(App and web page records)
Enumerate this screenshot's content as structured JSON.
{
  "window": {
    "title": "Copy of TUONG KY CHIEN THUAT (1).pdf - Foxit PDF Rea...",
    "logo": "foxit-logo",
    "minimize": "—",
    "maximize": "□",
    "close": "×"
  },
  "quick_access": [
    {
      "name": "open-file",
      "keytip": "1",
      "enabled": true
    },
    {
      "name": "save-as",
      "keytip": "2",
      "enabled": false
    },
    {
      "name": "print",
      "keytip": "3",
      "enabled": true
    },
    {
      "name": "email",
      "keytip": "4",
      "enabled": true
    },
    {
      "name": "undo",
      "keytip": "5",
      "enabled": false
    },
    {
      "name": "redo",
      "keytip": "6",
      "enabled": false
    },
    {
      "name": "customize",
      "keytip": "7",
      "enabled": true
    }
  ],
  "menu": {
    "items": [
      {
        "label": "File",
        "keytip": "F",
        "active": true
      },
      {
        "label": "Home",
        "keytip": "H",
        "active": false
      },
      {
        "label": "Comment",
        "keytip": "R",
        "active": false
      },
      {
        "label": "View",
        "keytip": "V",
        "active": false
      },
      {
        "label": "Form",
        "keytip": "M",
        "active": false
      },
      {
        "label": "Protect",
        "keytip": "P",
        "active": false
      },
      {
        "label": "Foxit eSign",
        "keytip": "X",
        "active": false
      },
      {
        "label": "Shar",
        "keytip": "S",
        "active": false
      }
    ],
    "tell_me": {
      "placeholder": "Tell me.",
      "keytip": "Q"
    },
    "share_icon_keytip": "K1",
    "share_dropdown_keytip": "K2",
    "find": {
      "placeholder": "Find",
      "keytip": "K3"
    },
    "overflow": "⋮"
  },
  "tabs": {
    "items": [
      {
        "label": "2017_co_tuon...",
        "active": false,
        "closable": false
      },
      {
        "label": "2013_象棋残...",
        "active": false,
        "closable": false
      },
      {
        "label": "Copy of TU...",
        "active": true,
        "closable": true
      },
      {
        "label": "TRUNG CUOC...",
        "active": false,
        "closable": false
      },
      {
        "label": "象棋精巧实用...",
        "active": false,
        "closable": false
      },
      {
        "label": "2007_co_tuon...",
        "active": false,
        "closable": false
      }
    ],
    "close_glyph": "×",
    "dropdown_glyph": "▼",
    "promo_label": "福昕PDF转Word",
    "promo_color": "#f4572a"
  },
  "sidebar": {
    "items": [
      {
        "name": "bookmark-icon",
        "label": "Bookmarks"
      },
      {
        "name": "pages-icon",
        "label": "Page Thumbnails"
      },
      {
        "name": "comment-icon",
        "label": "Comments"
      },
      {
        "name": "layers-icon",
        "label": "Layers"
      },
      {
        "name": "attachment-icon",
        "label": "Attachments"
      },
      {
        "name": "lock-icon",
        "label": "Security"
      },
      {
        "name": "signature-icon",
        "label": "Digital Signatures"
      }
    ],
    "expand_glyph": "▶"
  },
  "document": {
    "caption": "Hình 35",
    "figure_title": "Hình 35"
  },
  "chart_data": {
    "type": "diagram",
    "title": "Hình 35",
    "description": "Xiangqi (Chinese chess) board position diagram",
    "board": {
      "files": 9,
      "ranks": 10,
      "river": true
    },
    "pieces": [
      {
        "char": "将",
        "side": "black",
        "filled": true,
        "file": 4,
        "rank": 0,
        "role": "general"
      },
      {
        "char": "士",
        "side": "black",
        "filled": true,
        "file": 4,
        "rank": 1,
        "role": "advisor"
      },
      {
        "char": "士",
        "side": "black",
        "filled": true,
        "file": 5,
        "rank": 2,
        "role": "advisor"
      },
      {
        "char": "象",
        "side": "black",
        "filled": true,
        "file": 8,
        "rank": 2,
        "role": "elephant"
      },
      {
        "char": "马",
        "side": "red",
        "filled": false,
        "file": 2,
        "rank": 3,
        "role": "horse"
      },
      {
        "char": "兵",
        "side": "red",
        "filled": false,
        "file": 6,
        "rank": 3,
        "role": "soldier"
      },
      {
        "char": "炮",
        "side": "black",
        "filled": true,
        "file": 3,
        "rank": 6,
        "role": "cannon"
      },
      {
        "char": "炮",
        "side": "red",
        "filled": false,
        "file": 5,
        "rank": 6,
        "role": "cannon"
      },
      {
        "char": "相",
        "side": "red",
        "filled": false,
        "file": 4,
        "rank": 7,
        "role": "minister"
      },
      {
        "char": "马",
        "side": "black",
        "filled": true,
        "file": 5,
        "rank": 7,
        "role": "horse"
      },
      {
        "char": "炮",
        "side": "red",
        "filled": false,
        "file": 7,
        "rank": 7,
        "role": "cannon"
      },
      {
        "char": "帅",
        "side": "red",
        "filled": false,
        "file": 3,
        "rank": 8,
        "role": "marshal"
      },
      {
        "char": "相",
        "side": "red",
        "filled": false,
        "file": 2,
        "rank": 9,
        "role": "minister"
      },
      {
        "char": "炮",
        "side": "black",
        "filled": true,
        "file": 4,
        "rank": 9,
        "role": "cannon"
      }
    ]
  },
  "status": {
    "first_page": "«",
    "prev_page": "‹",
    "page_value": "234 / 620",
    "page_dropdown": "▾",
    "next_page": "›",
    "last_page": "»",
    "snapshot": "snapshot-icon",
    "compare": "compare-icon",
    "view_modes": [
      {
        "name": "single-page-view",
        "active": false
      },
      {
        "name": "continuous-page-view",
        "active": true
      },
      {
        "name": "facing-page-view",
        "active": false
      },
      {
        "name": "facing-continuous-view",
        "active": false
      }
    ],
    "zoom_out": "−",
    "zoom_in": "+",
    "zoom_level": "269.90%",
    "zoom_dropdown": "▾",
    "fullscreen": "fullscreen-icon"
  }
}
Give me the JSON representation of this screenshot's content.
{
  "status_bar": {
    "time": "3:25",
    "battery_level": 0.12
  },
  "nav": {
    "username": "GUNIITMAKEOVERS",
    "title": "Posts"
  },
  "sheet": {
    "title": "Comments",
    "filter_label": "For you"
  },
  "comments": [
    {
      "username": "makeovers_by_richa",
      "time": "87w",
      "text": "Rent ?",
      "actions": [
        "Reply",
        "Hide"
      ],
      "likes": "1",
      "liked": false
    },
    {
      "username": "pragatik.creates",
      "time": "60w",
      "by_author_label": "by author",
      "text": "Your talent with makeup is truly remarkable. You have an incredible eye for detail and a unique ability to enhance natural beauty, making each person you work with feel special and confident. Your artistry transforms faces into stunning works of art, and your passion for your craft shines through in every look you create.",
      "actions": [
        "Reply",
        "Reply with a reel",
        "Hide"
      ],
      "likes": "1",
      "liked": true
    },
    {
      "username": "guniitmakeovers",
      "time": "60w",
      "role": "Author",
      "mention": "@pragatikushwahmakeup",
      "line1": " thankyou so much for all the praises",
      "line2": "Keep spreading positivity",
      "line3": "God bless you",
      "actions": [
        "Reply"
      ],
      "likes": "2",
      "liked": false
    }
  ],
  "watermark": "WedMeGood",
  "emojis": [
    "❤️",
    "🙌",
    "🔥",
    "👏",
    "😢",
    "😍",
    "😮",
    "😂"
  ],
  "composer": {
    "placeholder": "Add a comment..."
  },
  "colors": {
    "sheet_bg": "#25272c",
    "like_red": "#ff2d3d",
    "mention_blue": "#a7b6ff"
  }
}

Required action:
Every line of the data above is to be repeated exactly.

Expected output:
Enumerate this screenshot's content as structured JSON.
{
  "window": {
    "title": "Copy of TUONG KY CHIEN THUAT (1).pdf - Foxit PDF Rea...",
    "logo": "foxit-logo",
    "minimize": "—",
    "maximize": "□",
    "close": "×"
  },
  "quick_access": [
    {
      "name": "open-file",
      "keytip": "1",
      "enabled": true
    },
    {
      "name": "save-as",
      "keytip": "2",
      "enabled": false
    },
    {
      "name": "print",
      "keytip": "3",
      "enabled": true
    },
    {
      "name": "email",
      "keytip": "4",
      "enabled": true
    },
    {
      "name": "undo",
      "keytip": "5",
      "enabled": false
    },
    {
      "name": "redo",
      "keytip": "6",
      "enabled": false
    },
    {
      "name": "customize",
      "keytip": "7",
      "enabled": true
    }
  ],
  "menu": {
    "items": [
      {
        "label": "File",
        "keytip": "F",
        "active": true
      },
      {
        "label": "Home",
        "keytip": "H",
        "active": false
      },
      {
        "label": "Comment",
        "keytip": "R",
        "active": false
      },
      {
        "label": "View",
        "keytip": "V",
        "active": false
      },
      {
        "label": "Form",
        "keytip": "M",
        "active": false
      },
      {
        "label": "Protect",
        "keytip": "P",
        "active": false
      },
      {
        "label": "Foxit eSign",
        "keytip": "X",
        "active": false
      },
      {
        "label": "Shar",
        "keytip": "S",
        "active": false
      }
    ],
    "tell_me": {
      "placeholder": "Tell me.",
      "keytip": "Q"
    },
    "share_icon_keytip": "K1",
    "share_dropdown_keytip": "K2",
    "find": {
      "placeholder": "Find",
      "keytip": "K3"
    },
    "overflow": "⋮"
  },
  "tabs": {
    "items": [
      {
        "label": "2017_co_tuon...",
        "active": false,
        "closable": false
      },
      {
        "label": "2013_象棋残...",
        "active": false,
        "closable": false
      },
      {
        "label": "Copy of TU...",
        "active": true,
        "closable": true
      },
      {
        "label": "TRUNG CUOC...",
        "active": false,
        "closable": false
      },
      {
        "label": "象棋精巧实用...",
        "active": false,
        "closable": false
      },
      {
        "label": "2007_co_tuon...",
        "active": false,
        "closable": false
      }
    ],
    "close_glyph": "×",
    "dropdown_glyph": "▼",
    "promo_label": "福昕PDF转Word",
    "promo_color": "#f4572a"
  },
  "sidebar": {
    "items": [
      {
        "name": "bookmark-icon",
        "label": "Bookmarks"
      },
      {
        "name": "pages-icon",
        "label": "Page Thumbnails"
      },
      {
        "name": "comment-icon",
        "label": "Comments"
      },
      {
        "name": "layers-icon",
        "label": "Layers"
      },
      {
        "name": "attachment-icon",
        "label": "Attachments"
      },
      {
        "name": "lock-icon",
        "label": "Security"
      },
      {
        "name": "signature-icon",
        "label": "Digital Signatures"
      }
    ],
    "expand_glyph": "▶"
  },
  "document": {
    "caption": "Hình 35",
    "figure_title": "Hình 35"
  },
  "chart_data": {
    "type": "diagram",
    "title": "Hình 35",
    "description": "Xiangqi (Chinese chess) board position diagram",
    "board": {
      "files": 9,
      "ranks": 10,
      "river": true
    },
    "pieces": [
      {
        "char": "将",
        "side": "black",
        "filled": true,
        "file": 4,
        "rank": 0,
        "role": "general"
      },
      {
        "char": "士",
        "side": "black",
        "filled": true,
        "file": 4,
        "rank": 1,
        "role": "advisor"
      },
      {
        "char": "士",
        "side": "black",
        "filled": true,
        "file": 5,
        "rank": 2,
        "role": "advisor"
      },
      {
        "char": "象",
        "side": "black",
        "filled": true,
        "file": 8,
        "rank": 2,
        "role": "elephant"
      },
      {
        "char": "马",
        "side": "red",
        "filled": false,
        "file": 2,
        "rank": 3,
        "role": "horse"
      },
      {
        "char": "兵",
        "side": "red",
        "filled": false,
        "file": 6,
        "rank": 3,
        "role": "soldier"
      },
      {
        "char": "炮",
        "side": "black",
        "filled": true,
        "file": 3,
        "rank": 6,
        "role": "cannon"
      },
      {
        "char": "炮",
        "side": "red",
        "filled": false,
        "file": 5,
        "rank": 6,
        "role": "cannon"
      },
      {
        "char": "相",
        "side": "red",
        "filled": false,
        "file": 4,
        "rank": 7,
        "role": "minister"
      },
      {
        "char": "马",
        "side": "black",
        "filled": true,
        "file": 5,
        "rank": 7,
        "role": "horse"
      },
      {
        "char": "炮",
        "side": "red",
        "filled": false,
        "file": 7,
        "rank": 7,
        "role": "cannon"
      },
      {
        "char": "帅",
        "side": "red",
        "filled": false,
        "file": 3,
        "rank": 8,
        "role": "marshal"
      },
      {
        "char": "相",
        "side": "red",
        "filled": false,
        "file": 2,
        "rank": 9,
        "role": "minister"
      },
      {
        "char": "炮",
        "side": "black",
        "filled": true,
        "file": 4,
        "rank": 9,
        "role": "cannon"
      }
    ]
  },
  "status": {
    "first_page": "«",
    "prev_page": "‹",
    "page_value": "234 / 620",
    "page_dropdown": "▾",
    "next_page": "›",
    "last_page": "»",
    "snapshot": "snapshot-icon",
    "compare": "compare-icon",
    "view_modes": [
      {
        "name": "single-page-view",
        "active": false
      },
      {
        "name": "continuous-page-view",
        "active": true
      },
      {
        "name": "facing-page-view",
        "active": false
      },
      {
        "name": "facing-continuous-view",
        "active": false
      }
    ],
    "zoom_out": "−",
    "zoom_in": "+",
    "zoom_level": "269.90%",
    "zoom_dropdown": "▾",
    "fullscreen": "fullscreen-icon"
  }
}
Give me the JSON representation of this screenshot's content.
{
  "status_bar": {
    "time": "3:25",
    "battery_level": 0.12
  },
  "nav": {
    "username": "GUNIITMAKEOVERS",
    "title": "Posts"
  },
  "sheet": {
    "title": "Comments",
    "filter_label": "For you"
  },
  "comments": [
    {
      "username": "makeovers_by_richa",
      "time": "87w",
      "text": "Rent ?",
      "actions": [
        "Reply",
        "Hide"
      ],
      "likes": "1",
      "liked": false
    },
    {
      "username": "pragatik.creates",
      "time": "60w",
      "by_author_label": "by author",
      "text": "Your talent with makeup is truly remarkable. You have an incredible eye for detail and a unique ability to enhance natural beauty, making each person you work with feel special and confident. Your artistry transforms faces into stunning works of art, and your passion for your craft shines through in every look you create.",
      "actions": [
        "Reply",
        "Reply with a reel",
        "Hide"
      ],
      "likes": "1",
      "liked": true
    },
    {
      "username": "guniitmakeovers",
      "time": "60w",
      "role": "Author",
      "mention": "@pragatikushwahmakeup",
      "line1": " thankyou so much for all the praises",
      "line2": "Keep spreading positivity",
      "line3": "God bless you",
      "actions": [
        "Reply"
      ],
      "likes": "2",
      "liked": false
    }
  ],
  "watermark": "WedMeGood",
  "emojis": [
    "❤️",
    "🙌",
    "🔥",
    "👏",
    "😢",
    "😍",
    "😮",
    "😂"
  ],
  "composer": {
    "placeholder": "Add a comment..."
  },
  "colors": {
    "sheet_bg": "#25272c",
    "like_red": "#ff2d3d",
    "mention_blue": "#a7b6ff"
  }
}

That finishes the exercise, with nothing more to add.